Adam formed his band Tikisa in 1995. Retaining his roots in traditional music, Adam’s compositions are comprised of a wide variety of African rhythms, from traditional chela, highlife, soukous, reggae, and samba to bossa nova and traditional 6/8 beat chakacha. Adam sings in six languages: Swahili, English, Lingala, Duruma, Giriama, and Arabic. “The Professor,” as he is known in musical circles, is highly respected as a lead guitarist and vocalist. In addition, he is experienced as a bass and rhythm guitar player and keyboard player. Adam Solomon & Tikisa have performed across Canada and the US in clubs and major festivals.
Adam Solomon was a co-founder of Canada’s great pan-African band, The AfroNubians, with whom he toured western Canada in 1993 collaborated on two CD releases: Tour to Africa and The Great Africans. His touring credits also include workshops with African super stars Papa Wemba from Congo and Ismael Lo from Senegal.
Adam Solomon moved to Canada and was a co-founder of Canada’s great pan-African band, The AfroNubians, with whom he toured western Canada in 1993 collaborated on two CD releases: Tour to Africa and The Great Africans. His touring credits also include workshops with African super stars Papa Wemba from Congo and Ismael Lo from Senegal.
Adam Solomon has released several albums. Safari Afro-Pop music won Best Release at Toronto African Music Awards and Best New Performers of the Year.
In 2004, Adam collaborated with other well-known African musicians on a CBC-sponsored project called the African Guitar Summit, which eventually garnered the 2005 World Music Album Juno Award, Canada’s top music award.

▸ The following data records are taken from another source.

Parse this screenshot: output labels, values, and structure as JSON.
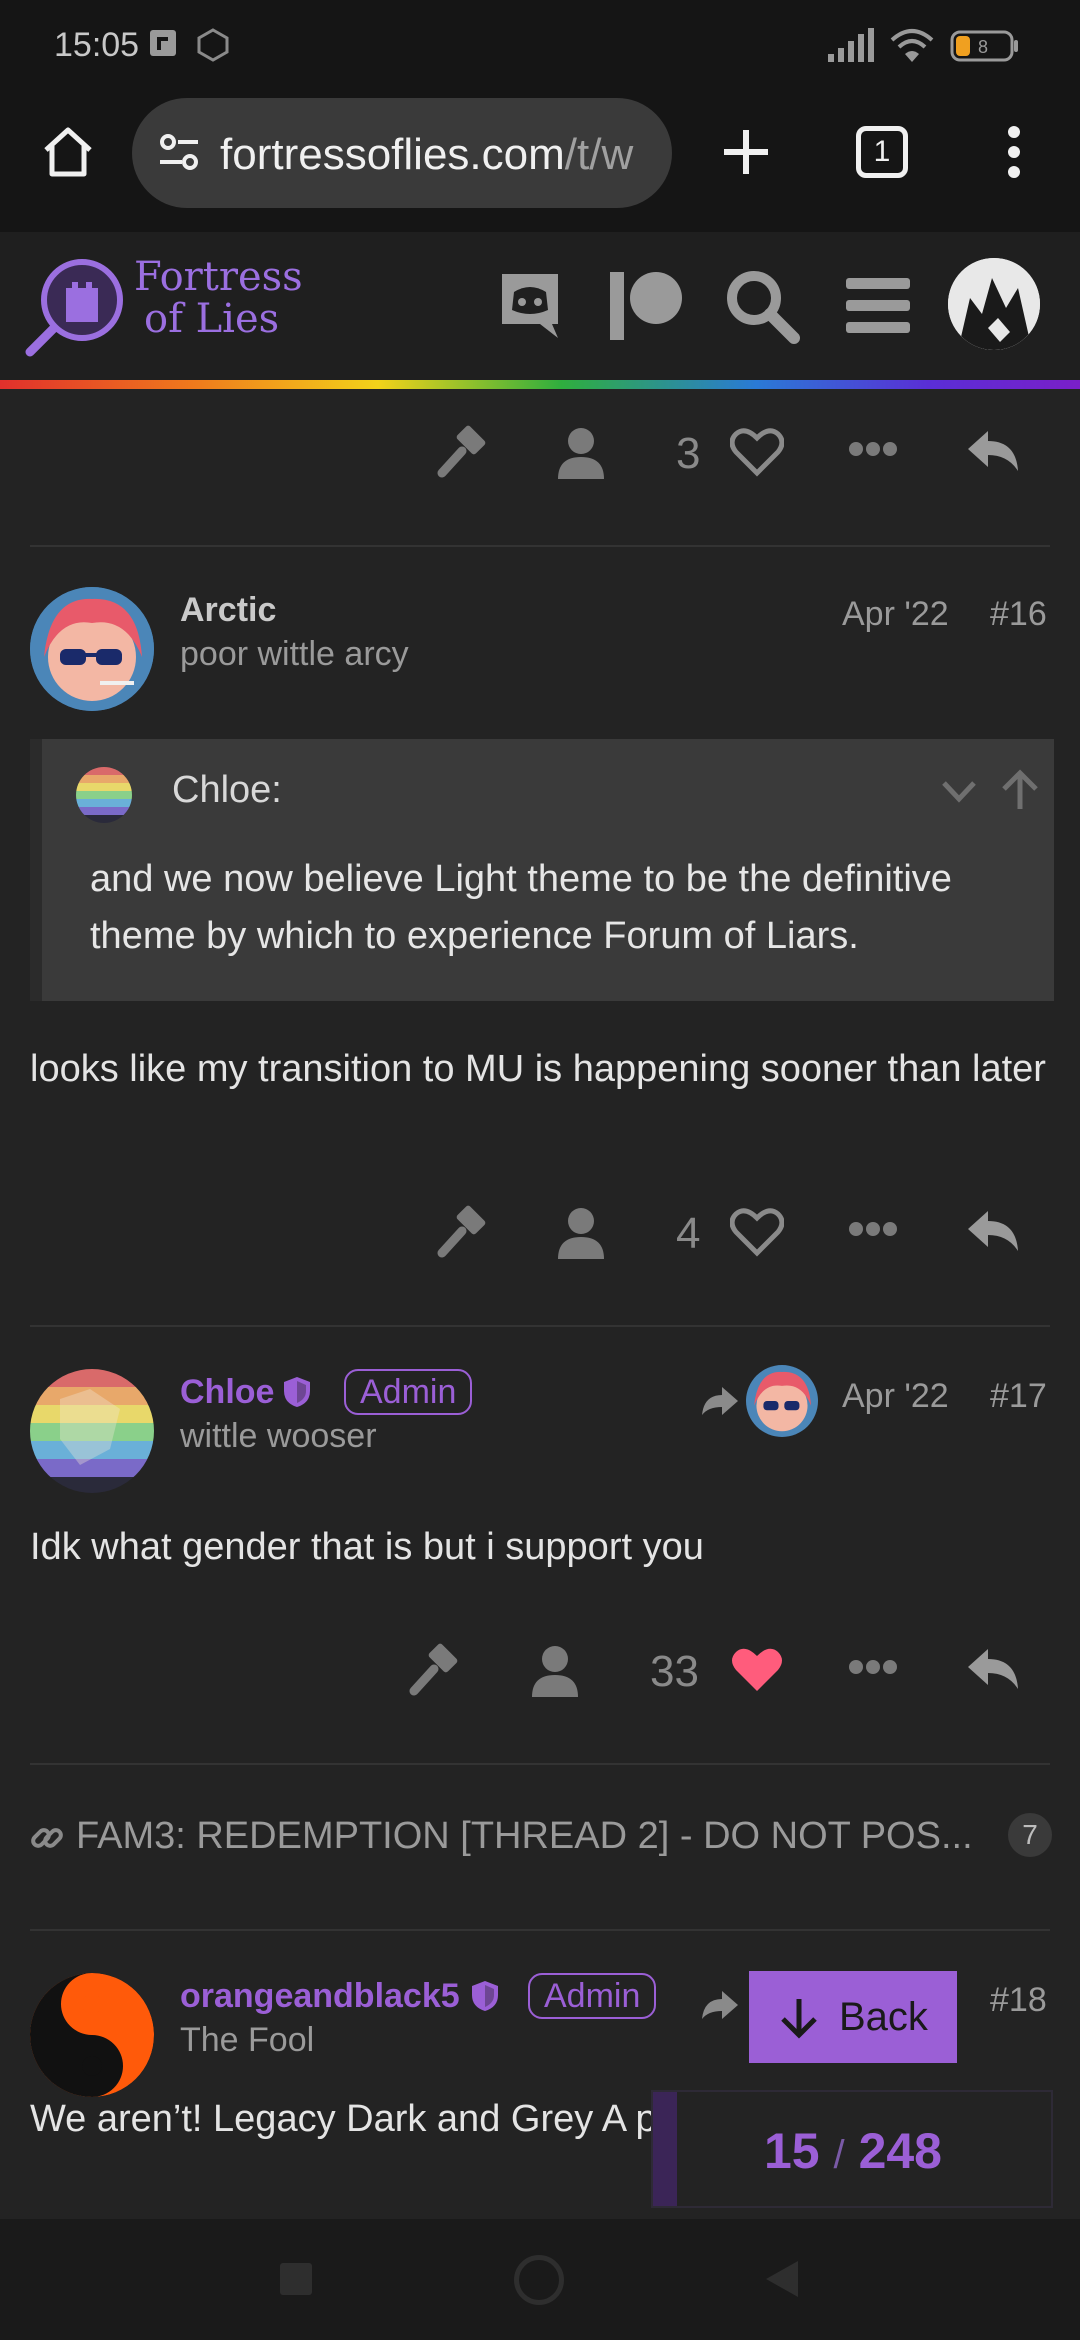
{
  "status_bar": {
    "time": "15:05",
    "battery": "8"
  },
  "browser": {
    "url_main": "fortressoflies.com",
    "url_rest": "/t/w",
    "tab_count": "1"
  },
  "site": {
    "logo_line1": "Fortress",
    "logo_line2": "of Lies"
  },
  "posts": [
    {
      "likes": "3"
    },
    {
      "username": "Arctic",
      "title": "poor wittle arcy",
      "date": "Apr '22",
      "number": "#16",
      "quote": {
        "author": "Chloe:",
        "text": "and we now believe Light theme to be the definitive theme by which to experience Forum of Liars."
      },
      "body": "looks like my transition to MU is happening sooner than later",
      "likes": "4"
    },
    {
      "username": "Chloe",
      "title": "wittle wooser",
      "badge": "Admin",
      "date": "Apr '22",
      "number": "#17",
      "body": "Idk what gender that is but i support you",
      "likes": "33"
    },
    {
      "username": "orangeandblack5",
      "title": "The Fool",
      "badge": "Admin",
      "number": "#18",
      "body": "We aren’t! Legacy Dark and Grey A perfectly functional"
    }
  ],
  "linked_topic": {
    "title": "FAM3: REDEMPTION [THREAD 2] - DO NOT POS...",
    "count": "7"
  },
  "back_button": {
    "label": "Back"
  },
  "progress": {
    "current": "15",
    "total": "248",
    "separator": "/",
    "fraction": 0.06
  },
  "colors": {
    "accent": "#9b5fd6",
    "like": "#ff5c7c"
  }
}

As well as his career as a band leader, Adam also established a reputation in music education and as a valuable contributor to programs in African Heritage education.
Aaron Bebe Sukura is a Ghanaian multi-instrumentalist (harp-lute, thumb-piano, bamboo flute, guitar, xylophone). He recorded Nyong, a solo album devoted to acoustic Highlife from Ghana with a unique mixture of Jamaican, Manding and Ghanaian influences.

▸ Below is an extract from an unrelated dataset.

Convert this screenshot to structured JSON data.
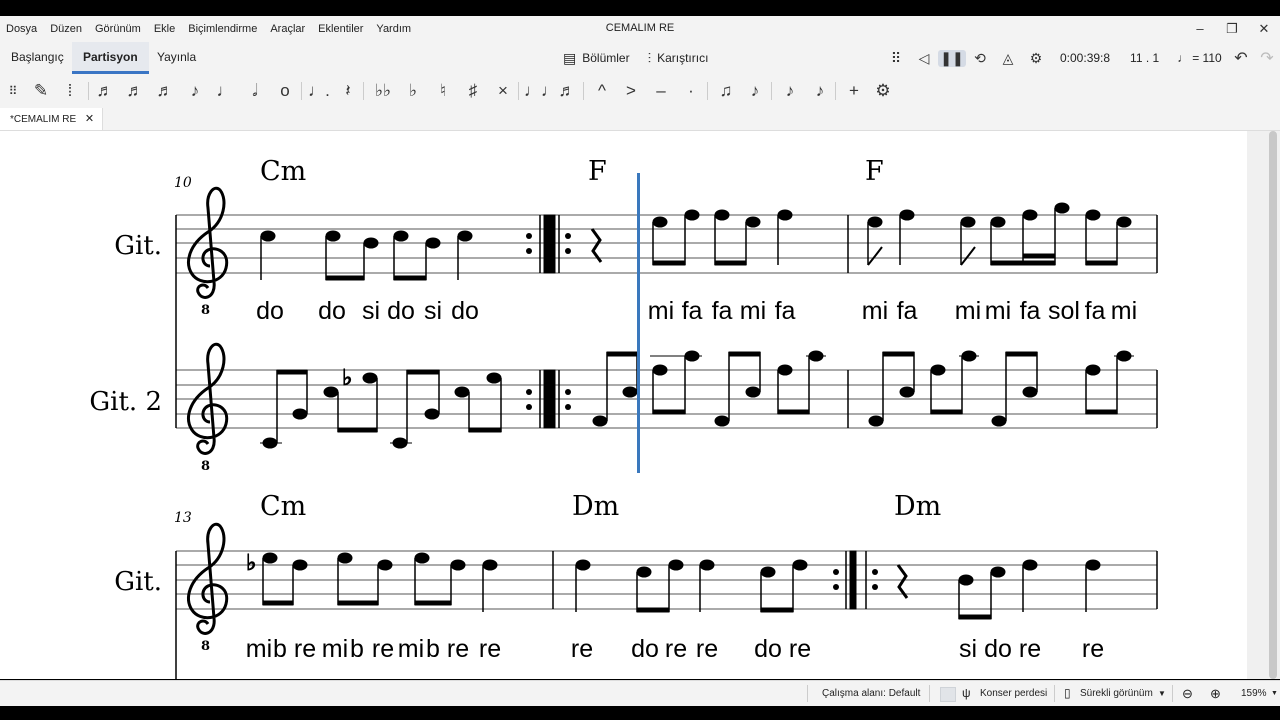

Aaron Bebe Sukura sings about love, wisdom, and the fight against corruption. He made his recording with Local Dimension, a group based at the University of Ghana at Legon. The originator of the project was John Collins, producer of several records in Nigeria and Ghana, the author of a book about Fela Kuti, and a specialist in African urban music.
‘Highlife – Jazz and Afro-Soul (1963-1969)’ contains all the Koola Lobitos recordings with a 12-page booklet, including a full discography and essay by Fela Kuti scholar and author Michael Veal. The significant collection of 39 tracks, recorded live at the Afro-Spot in Lagos, Nigeria, in the mid-1960s demonstrates how Fela used a mix of jazz and high-life to create the early beginnings of what was soon to become his characteristic Afrobeat.
The compilation traces Fela’s musical evolution in the decade before he formed the famous Africa 70 band. In 1958 Fela was sent to London by his parents to study medicine but he decided to study music instead at the Trinity College of Music.
Upon returning to Lagos in 1963 Fela had aspirations of becoming a successful modern jazz musician and became the leader of Koola Lobitos, a popular dance band. ‘Highlife – Jazz and Afro-Soul (1963-1969)’ follows Fela Kuti’s career, from highlife (a genre considered to be a West African slant on jazz) to soul to the beginnings of Afrobeat.
Also for Record Store Day (April 16, 2016) Knitting Factory will release a limited edition 10” vinyl single of the 1986 recording of “I Go Shout Plenty”, backed with “Frustration”.